======== Exercise material

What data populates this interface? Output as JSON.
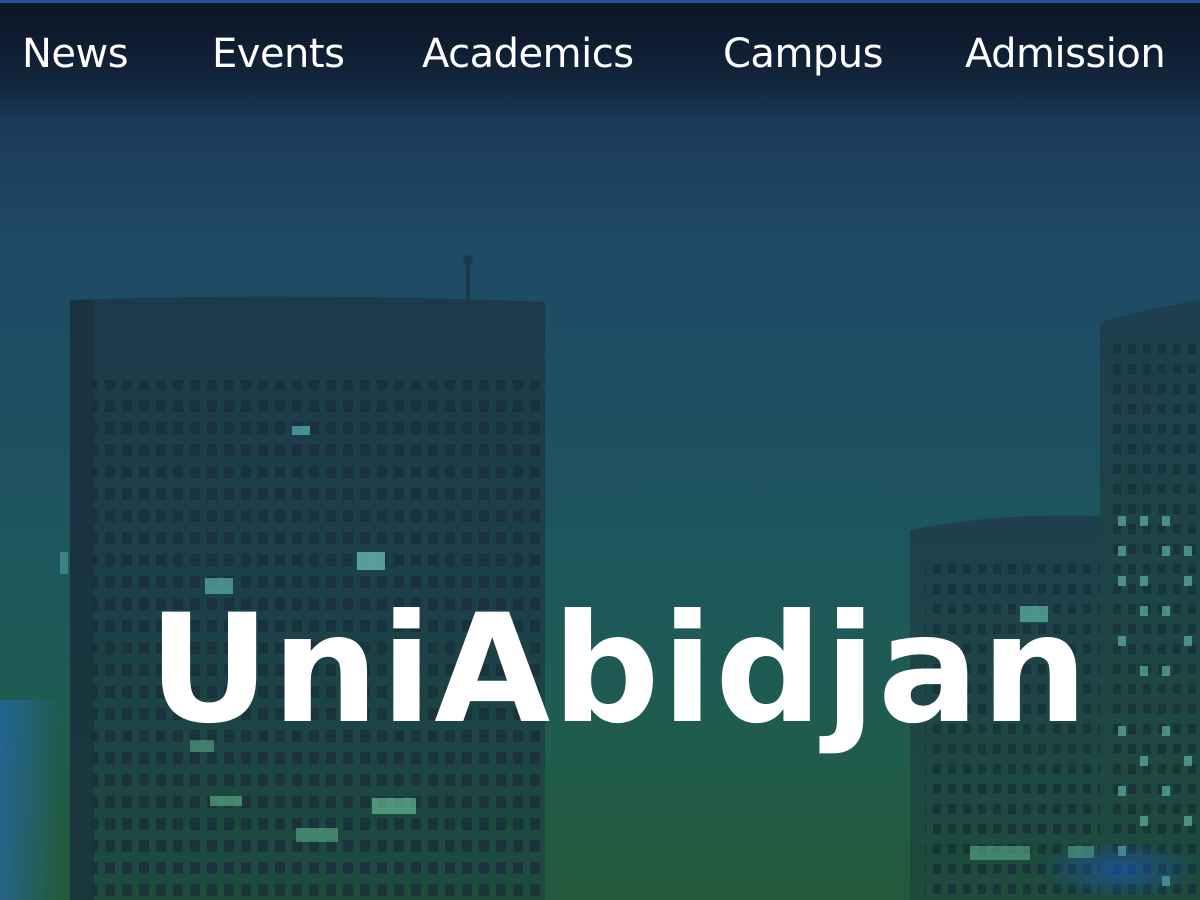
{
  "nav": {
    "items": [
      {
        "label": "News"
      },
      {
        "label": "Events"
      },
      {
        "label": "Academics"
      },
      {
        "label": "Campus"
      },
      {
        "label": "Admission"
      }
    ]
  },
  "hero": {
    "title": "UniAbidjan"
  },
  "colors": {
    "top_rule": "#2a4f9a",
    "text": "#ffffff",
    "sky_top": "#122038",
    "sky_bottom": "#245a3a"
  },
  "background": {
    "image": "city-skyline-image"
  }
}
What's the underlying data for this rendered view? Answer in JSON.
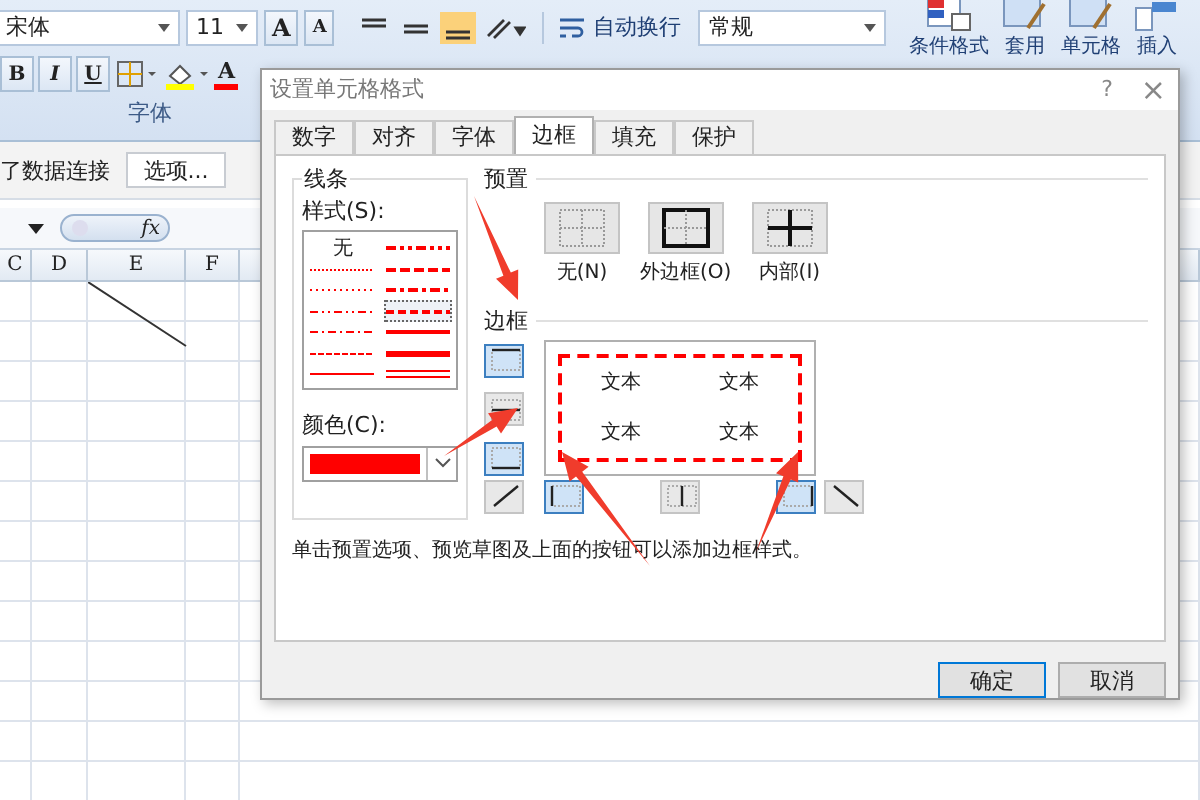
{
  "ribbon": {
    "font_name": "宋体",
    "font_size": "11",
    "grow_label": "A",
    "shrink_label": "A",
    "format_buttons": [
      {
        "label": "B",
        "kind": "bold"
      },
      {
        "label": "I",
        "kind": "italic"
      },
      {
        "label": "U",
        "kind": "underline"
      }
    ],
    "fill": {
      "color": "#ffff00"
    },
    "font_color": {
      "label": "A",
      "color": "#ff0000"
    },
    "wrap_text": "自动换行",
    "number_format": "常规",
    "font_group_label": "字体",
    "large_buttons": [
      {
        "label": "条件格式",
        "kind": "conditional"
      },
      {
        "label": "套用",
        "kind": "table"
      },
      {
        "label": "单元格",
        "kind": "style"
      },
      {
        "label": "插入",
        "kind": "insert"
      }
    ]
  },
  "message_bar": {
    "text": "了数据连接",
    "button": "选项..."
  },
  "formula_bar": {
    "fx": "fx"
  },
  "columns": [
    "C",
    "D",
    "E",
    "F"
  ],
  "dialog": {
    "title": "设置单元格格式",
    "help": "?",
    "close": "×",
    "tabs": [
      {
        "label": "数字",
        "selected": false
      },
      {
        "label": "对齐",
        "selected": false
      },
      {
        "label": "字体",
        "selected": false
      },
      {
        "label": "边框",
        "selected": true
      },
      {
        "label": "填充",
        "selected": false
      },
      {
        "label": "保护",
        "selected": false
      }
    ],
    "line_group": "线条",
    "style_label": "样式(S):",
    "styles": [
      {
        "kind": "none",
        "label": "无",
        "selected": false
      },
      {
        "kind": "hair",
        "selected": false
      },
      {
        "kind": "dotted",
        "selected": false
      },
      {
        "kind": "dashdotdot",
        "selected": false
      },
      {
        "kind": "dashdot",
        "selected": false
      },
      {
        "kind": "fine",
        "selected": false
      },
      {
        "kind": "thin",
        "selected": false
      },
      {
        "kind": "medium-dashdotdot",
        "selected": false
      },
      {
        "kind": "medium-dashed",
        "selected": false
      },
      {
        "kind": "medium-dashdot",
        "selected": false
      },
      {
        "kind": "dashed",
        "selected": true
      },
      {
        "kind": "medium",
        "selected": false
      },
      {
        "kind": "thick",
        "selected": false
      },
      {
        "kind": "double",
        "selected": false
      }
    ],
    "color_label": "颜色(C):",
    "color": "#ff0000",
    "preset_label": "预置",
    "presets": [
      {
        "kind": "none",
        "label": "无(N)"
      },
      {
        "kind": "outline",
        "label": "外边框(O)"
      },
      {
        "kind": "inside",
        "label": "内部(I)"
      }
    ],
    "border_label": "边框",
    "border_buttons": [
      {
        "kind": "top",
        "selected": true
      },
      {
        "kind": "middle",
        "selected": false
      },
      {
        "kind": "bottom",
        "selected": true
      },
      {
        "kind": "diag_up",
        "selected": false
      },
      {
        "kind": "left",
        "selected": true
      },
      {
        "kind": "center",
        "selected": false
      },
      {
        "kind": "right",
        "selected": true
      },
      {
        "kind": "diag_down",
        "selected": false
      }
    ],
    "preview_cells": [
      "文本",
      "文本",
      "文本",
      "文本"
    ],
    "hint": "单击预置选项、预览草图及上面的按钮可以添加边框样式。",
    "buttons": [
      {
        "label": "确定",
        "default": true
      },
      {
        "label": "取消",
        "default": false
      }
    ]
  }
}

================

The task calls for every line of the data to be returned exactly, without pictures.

[Answer to this task]:
What data populates this interface? Output as JSON.
{
  "nav": {
    "items": [
      {
        "label": "News"
      },
      {
        "label": "Events"
      },
      {
        "label": "Academics"
      },
      {
        "label": "Campus"
      },
      {
        "label": "Admission"
      }
    ]
  },
  "hero": {
    "title": "UniAbidjan"
  },
  "colors": {
    "top_rule": "#2a4f9a",
    "text": "#ffffff",
    "sky_top": "#122038",
    "sky_bottom": "#245a3a"
  },
  "background": {
    "image": "city-skyline-image"
  }
}
What's the underlying data for this rendered view? Answer in JSON.
{
  "ribbon": {
    "font_name": "宋体",
    "font_size": "11",
    "grow_label": "A",
    "shrink_label": "A",
    "format_buttons": [
      {
        "label": "B",
        "kind": "bold"
      },
      {
        "label": "I",
        "kind": "italic"
      },
      {
        "label": "U",
        "kind": "underline"
      }
    ],
    "fill": {
      "color": "#ffff00"
    },
    "font_color": {
      "label": "A",
      "color": "#ff0000"
    },
    "wrap_text": "自动换行",
    "number_format": "常规",
    "font_group_label": "字体",
    "large_buttons": [
      {
        "label": "条件格式",
        "kind": "conditional"
      },
      {
        "label": "套用",
        "kind": "table"
      },
      {
        "label": "单元格",
        "kind": "style"
      },
      {
        "label": "插入",
        "kind": "insert"
      }
    ]
  },
  "message_bar": {
    "text": "了数据连接",
    "button": "选项..."
  },
  "formula_bar": {
    "fx": "fx"
  },
  "columns": [
    "C",
    "D",
    "E",
    "F"
  ],
  "dialog": {
    "title": "设置单元格格式",
    "help": "?",
    "close": "×",
    "tabs": [
      {
        "label": "数字",
        "selected": false
      },
      {
        "label": "对齐",
        "selected": false
      },
      {
        "label": "字体",
        "selected": false
      },
      {
        "label": "边框",
        "selected": true
      },
      {
        "label": "填充",
        "selected": false
      },
      {
        "label": "保护",
        "selected": false
      }
    ],
    "line_group": "线条",
    "style_label": "样式(S):",
    "styles": [
      {
        "kind": "none",
        "label": "无",
        "selected": false
      },
      {
        "kind": "hair",
        "selected": false
      },
      {
        "kind": "dotted",
        "selected": false
      },
      {
        "kind": "dashdotdot",
        "selected": false
      },
      {
        "kind": "dashdot",
        "selected": false
      },
      {
        "kind": "fine",
        "selected": false
      },
      {
        "kind": "thin",
        "selected": false
      },
      {
        "kind": "medium-dashdotdot",
        "selected": false
      },
      {
        "kind": "medium-dashed",
        "selected": false
      },
      {
        "kind": "medium-dashdot",
        "selected": false
      },
      {
        "kind": "dashed",
        "selected": true
      },
      {
        "kind": "medium",
        "selected": false
      },
      {
        "kind": "thick",
        "selected": false
      },
      {
        "kind": "double",
        "selected": false
      }
    ],
    "color_label": "颜色(C):",
    "color": "#ff0000",
    "preset_label": "预置",
    "presets": [
      {
        "kind": "none",
        "label": "无(N)"
      },
      {
        "kind": "outline",
        "label": "外边框(O)"
      },
      {
        "kind": "inside",
        "label": "内部(I)"
      }
    ],
    "border_label": "边框",
    "border_buttons": [
      {
        "kind": "top",
        "selected": true
      },
      {
        "kind": "middle",
        "selected": false
      },
      {
        "kind": "bottom",
        "selected": true
      },
      {
        "kind": "diag_up",
        "selected": false
      },
      {
        "kind": "left",
        "selected": true
      },
      {
        "kind": "center",
        "selected": false
      },
      {
        "kind": "right",
        "selected": true
      },
      {
        "kind": "diag_down",
        "selected": false
      }
    ],
    "preview_cells": [
      "文本",
      "文本",
      "文本",
      "文本"
    ],
    "hint": "单击预置选项、预览草图及上面的按钮可以添加边框样式。",
    "buttons": [
      {
        "label": "确定",
        "default": true
      },
      {
        "label": "取消",
        "default": false
      }
    ]
  }
}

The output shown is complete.